KABUL, Afghanistan – U.S.-led forces trying to protect landmark Afghan elections face a rising wave of violence from about 2,000 insurgents, including al Qaeda militants slipping in from Pakistan, an American general said Saturday.
Two weeks before the presidential ballot, Lt. Gen. David Barno said violence would “more than likely” increase, and urged NATO forces and the United Nations to steel themselves.
“We must stand firm and not allow a tiny minority of terrorists to negate the hard work, commitment and courage of millions of Afghans” who have registered to vote, said Barno, the top U.S. commander in the country.
Taliban rebels threatening to disrupt the Oct. 9 election appear to have already stepped up their campaign.
Militants killed three American soldiers last week, and U.S.-backed interim leader Hamid Karzai escaped a rocket attack on his helicopter earlier this month.
Kabul is on edge after an apparent suicide car-bombing last month killed about 10 people, including three Americans, at the office of the U.S. company helping train new Afghan police.
Almost three years after the fall of the Taliban, the general acknowledged his 18,000-strong force still faced a “significant counterinsurgency.”
He said there were foreign fighters among the rebels operating in southeastern Afghanistan, indicating that al Qaeda had a “shared objective” of attacking the democratic transition.
Barno told a news conference the Pakistani army was reinforcing a section of the border farther to the south to thwart Taliban rebels trying to enter from there.
Asked to quantify the size of the insurgency, Barno said the armed rebels numbered “perhaps a couple of thousand” while insisting they were a waning force.
The U.N.-Afghan election commission says 10.5 million Afghans have registered for the vote, which Karzai is widely expected to win.

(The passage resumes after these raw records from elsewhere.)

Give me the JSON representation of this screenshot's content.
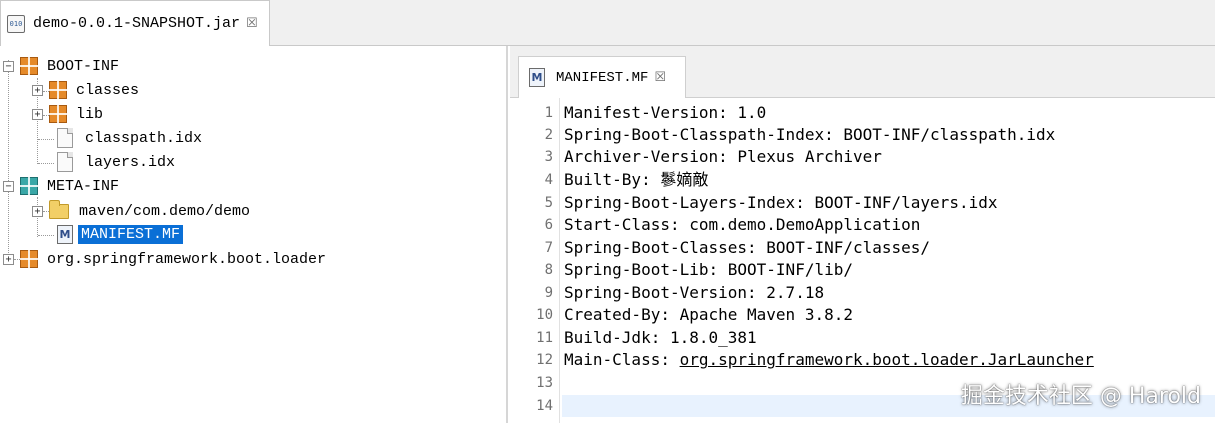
{
  "top_tab": {
    "label": "demo-0.0.1-SNAPSHOT.jar",
    "close": "☒",
    "icon": "010"
  },
  "tree": {
    "boot_inf": "BOOT-INF",
    "classes": "classes",
    "lib": "lib",
    "classpath_idx": "classpath.idx",
    "layers_idx": "layers.idx",
    "meta_inf": "META-INF",
    "maven": "maven/com.demo/demo",
    "manifest": "MANIFEST.MF",
    "loader": "org.springframework.boot.loader",
    "expand": "+",
    "collapse": "−"
  },
  "editor_tab": {
    "label": "MANIFEST.MF",
    "close": "☒",
    "icon": "M"
  },
  "code": {
    "lines": [
      {
        "n": "1",
        "text": "Manifest-Version: 1.0"
      },
      {
        "n": "2",
        "text": "Spring-Boot-Classpath-Index: BOOT-INF/classpath.idx"
      },
      {
        "n": "3",
        "text": "Archiver-Version: Plexus Archiver"
      },
      {
        "n": "4",
        "text": "Built-By: 鬖嫡敵"
      },
      {
        "n": "5",
        "text": "Spring-Boot-Layers-Index: BOOT-INF/layers.idx"
      },
      {
        "n": "6",
        "text": "Start-Class: com.demo.DemoApplication"
      },
      {
        "n": "7",
        "text": "Spring-Boot-Classes: BOOT-INF/classes/"
      },
      {
        "n": "8",
        "text": "Spring-Boot-Lib: BOOT-INF/lib/"
      },
      {
        "n": "9",
        "text": "Spring-Boot-Version: 2.7.18"
      },
      {
        "n": "10",
        "text": "Created-By: Apache Maven 3.8.2"
      },
      {
        "n": "11",
        "text": "Build-Jdk: 1.8.0_381"
      },
      {
        "n": "12",
        "text": "Main-Class: ",
        "link": "org.springframework.boot.loader.JarLauncher"
      },
      {
        "n": "13",
        "text": ""
      },
      {
        "n": "14",
        "text": ""
      }
    ]
  },
  "watermark": "掘金技术社区 @ Harold",
  "colors": {
    "selection": "#0a6fd6",
    "active_line": "#e8f2fe",
    "package_orange": "#e58a2a",
    "package_teal": "#3aa7a7"
  }
}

American and Afghan officials say that figure is the best evidence of popular support for the still-fragile peace process begun after the Taliban’s ouster in the wake of the Sept. 11, 2001, attacks in the United States.